Excerpts from a dataset:
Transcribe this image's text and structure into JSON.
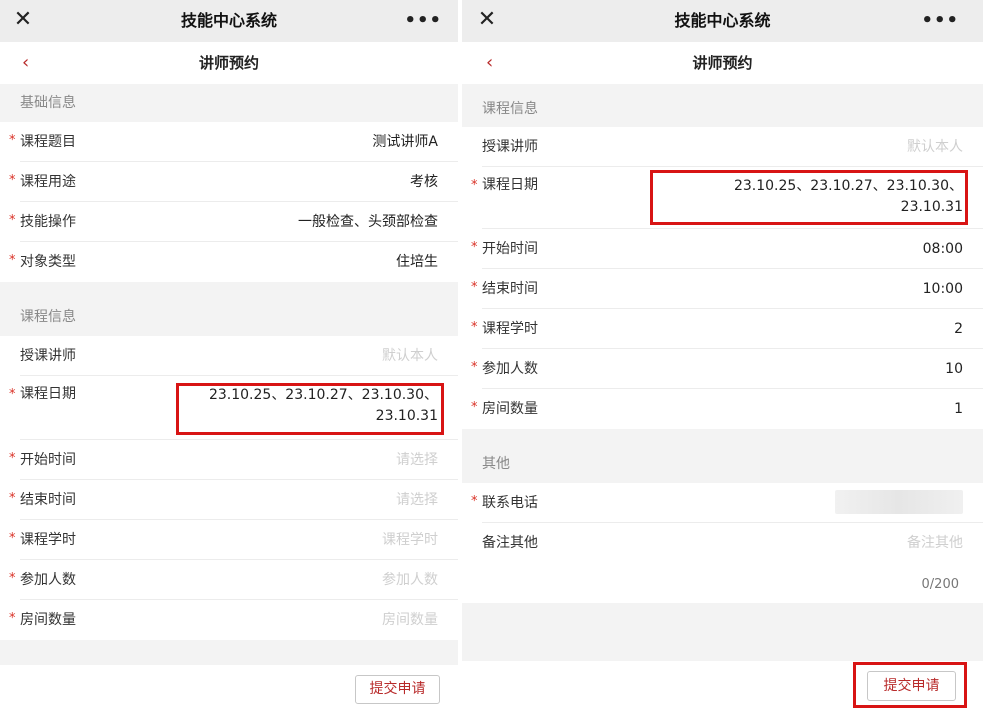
{
  "app_title": "技能中心系统",
  "page_title": "讲师预约",
  "icons": {
    "close": "close-icon",
    "more": "more-icon",
    "back": "back-icon"
  },
  "colors": {
    "accent": "#b82a2a",
    "required": "#d93025",
    "highlight": "#d81414"
  },
  "left": {
    "basic_section": "基础信息",
    "basic_rows": [
      {
        "label": "课程题目",
        "value": "测试讲师A",
        "required": true
      },
      {
        "label": "课程用途",
        "value": "考核",
        "required": true
      },
      {
        "label": "技能操作",
        "value": "一般检查、头颈部检查",
        "required": true
      },
      {
        "label": "对象类型",
        "value": "住培生",
        "required": true
      }
    ],
    "course_section": "课程信息",
    "teacher": {
      "label": "授课讲师",
      "placeholder": "默认本人"
    },
    "date": {
      "label": "课程日期",
      "line1": "23.10.25、23.10.27、23.10.30、",
      "line2": "23.10.31"
    },
    "rows": [
      {
        "label": "开始时间",
        "placeholder": "请选择"
      },
      {
        "label": "结束时间",
        "placeholder": "请选择"
      },
      {
        "label": "课程学时",
        "placeholder": "课程学时"
      },
      {
        "label": "参加人数",
        "placeholder": "参加人数"
      },
      {
        "label": "房间数量",
        "placeholder": "房间数量"
      }
    ],
    "submit": "提交申请"
  },
  "right": {
    "course_section": "课程信息",
    "teacher": {
      "label": "授课讲师",
      "placeholder": "默认本人"
    },
    "date": {
      "label": "课程日期",
      "line1": "23.10.25、23.10.27、23.10.30、",
      "line2": "23.10.31"
    },
    "rows": [
      {
        "label": "开始时间",
        "value": "08:00"
      },
      {
        "label": "结束时间",
        "value": "10:00"
      },
      {
        "label": "课程学时",
        "value": "2"
      },
      {
        "label": "参加人数",
        "value": "10"
      },
      {
        "label": "房间数量",
        "value": "1"
      }
    ],
    "other_section": "其他",
    "phone": {
      "label": "联系电话"
    },
    "remark": {
      "label": "备注其他",
      "placeholder": "备注其他",
      "counter": "0/200"
    },
    "submit": "提交申请"
  }
}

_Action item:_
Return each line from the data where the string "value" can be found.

_Answer space:_
        "value": "测试讲师A",
        "value": "考核",
        "value": "一般检查、头颈部检查",
        "value": "住培生",
        "value": "08:00"
        "value": "10:00"
        "value": "2"
        "value": "10"
        "value": "1"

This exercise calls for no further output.